- [Assigned task]: Show each line from the records below in which the word "Search" occurs.
☆ ☆ ☆
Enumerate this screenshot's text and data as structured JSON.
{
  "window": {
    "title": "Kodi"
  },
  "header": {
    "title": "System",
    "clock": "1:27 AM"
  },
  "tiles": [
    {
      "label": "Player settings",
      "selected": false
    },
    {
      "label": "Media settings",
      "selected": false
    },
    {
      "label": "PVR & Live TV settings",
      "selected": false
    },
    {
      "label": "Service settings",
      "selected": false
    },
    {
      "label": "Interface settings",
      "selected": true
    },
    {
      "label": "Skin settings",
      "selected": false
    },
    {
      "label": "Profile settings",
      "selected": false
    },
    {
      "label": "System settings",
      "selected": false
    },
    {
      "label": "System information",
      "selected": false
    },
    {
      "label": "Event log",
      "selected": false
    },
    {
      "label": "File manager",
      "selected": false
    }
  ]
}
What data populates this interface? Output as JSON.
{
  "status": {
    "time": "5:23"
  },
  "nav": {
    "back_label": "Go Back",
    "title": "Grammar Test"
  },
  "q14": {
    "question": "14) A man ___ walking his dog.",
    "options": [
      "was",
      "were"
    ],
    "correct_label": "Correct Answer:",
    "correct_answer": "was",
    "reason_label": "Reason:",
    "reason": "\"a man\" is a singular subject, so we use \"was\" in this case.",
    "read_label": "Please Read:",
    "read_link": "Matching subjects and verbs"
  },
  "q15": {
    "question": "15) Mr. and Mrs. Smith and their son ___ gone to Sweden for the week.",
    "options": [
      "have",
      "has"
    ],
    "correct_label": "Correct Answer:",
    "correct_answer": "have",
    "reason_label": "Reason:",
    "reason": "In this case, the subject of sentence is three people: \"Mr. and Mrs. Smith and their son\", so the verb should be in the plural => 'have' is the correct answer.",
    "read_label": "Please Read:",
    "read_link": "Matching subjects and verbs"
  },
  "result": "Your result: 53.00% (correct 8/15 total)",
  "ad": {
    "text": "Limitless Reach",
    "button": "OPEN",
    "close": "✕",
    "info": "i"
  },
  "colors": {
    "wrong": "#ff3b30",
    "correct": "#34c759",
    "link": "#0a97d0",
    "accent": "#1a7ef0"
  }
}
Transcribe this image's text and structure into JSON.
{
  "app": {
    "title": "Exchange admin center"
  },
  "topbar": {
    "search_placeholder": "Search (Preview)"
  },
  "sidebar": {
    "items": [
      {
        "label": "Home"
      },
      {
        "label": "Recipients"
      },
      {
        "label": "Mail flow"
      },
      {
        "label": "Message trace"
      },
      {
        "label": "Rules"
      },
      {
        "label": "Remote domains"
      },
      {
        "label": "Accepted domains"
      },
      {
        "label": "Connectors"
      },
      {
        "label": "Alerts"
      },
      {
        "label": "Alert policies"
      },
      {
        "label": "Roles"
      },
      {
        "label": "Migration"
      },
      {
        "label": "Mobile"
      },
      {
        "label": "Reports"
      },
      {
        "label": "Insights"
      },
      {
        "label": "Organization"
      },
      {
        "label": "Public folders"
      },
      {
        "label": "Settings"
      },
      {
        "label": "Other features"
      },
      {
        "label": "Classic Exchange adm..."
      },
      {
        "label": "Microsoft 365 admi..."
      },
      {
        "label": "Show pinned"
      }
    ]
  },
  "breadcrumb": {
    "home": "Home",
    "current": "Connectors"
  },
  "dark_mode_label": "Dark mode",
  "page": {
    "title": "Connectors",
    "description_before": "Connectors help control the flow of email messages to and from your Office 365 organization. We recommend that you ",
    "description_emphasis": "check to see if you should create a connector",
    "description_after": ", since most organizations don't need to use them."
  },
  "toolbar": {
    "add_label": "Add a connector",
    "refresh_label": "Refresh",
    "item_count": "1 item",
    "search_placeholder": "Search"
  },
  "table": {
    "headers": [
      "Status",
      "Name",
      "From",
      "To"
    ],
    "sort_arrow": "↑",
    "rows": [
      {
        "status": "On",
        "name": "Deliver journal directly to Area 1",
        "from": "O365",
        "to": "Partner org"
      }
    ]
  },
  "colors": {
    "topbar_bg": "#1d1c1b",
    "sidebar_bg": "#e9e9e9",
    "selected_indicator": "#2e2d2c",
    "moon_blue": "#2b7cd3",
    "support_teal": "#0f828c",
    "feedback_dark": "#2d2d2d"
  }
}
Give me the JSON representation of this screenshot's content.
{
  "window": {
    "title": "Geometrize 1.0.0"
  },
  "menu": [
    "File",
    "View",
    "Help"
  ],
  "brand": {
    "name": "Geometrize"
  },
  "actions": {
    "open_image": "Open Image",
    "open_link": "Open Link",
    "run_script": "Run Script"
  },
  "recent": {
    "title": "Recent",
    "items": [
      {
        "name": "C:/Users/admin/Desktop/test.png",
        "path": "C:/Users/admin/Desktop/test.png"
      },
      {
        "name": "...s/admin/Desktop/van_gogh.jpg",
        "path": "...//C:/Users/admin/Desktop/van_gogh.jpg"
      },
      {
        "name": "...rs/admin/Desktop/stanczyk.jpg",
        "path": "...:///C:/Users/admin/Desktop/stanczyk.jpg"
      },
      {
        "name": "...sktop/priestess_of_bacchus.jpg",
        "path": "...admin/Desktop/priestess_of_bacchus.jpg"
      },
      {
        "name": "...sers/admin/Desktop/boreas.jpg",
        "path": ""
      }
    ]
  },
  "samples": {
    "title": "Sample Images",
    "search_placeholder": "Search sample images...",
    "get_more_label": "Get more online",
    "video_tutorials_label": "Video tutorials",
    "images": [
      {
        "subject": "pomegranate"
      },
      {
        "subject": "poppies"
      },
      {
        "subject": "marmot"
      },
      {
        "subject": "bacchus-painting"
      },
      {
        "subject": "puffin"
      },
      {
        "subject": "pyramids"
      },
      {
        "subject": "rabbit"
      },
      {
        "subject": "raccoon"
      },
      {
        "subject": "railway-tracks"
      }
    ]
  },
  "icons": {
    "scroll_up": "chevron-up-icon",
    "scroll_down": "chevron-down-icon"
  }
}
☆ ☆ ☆
- [Output of the exercise]:
    "search_placeholder": "Search (Preview)"
    "search_placeholder": "Search"
    "search_placeholder": "Search sample images...",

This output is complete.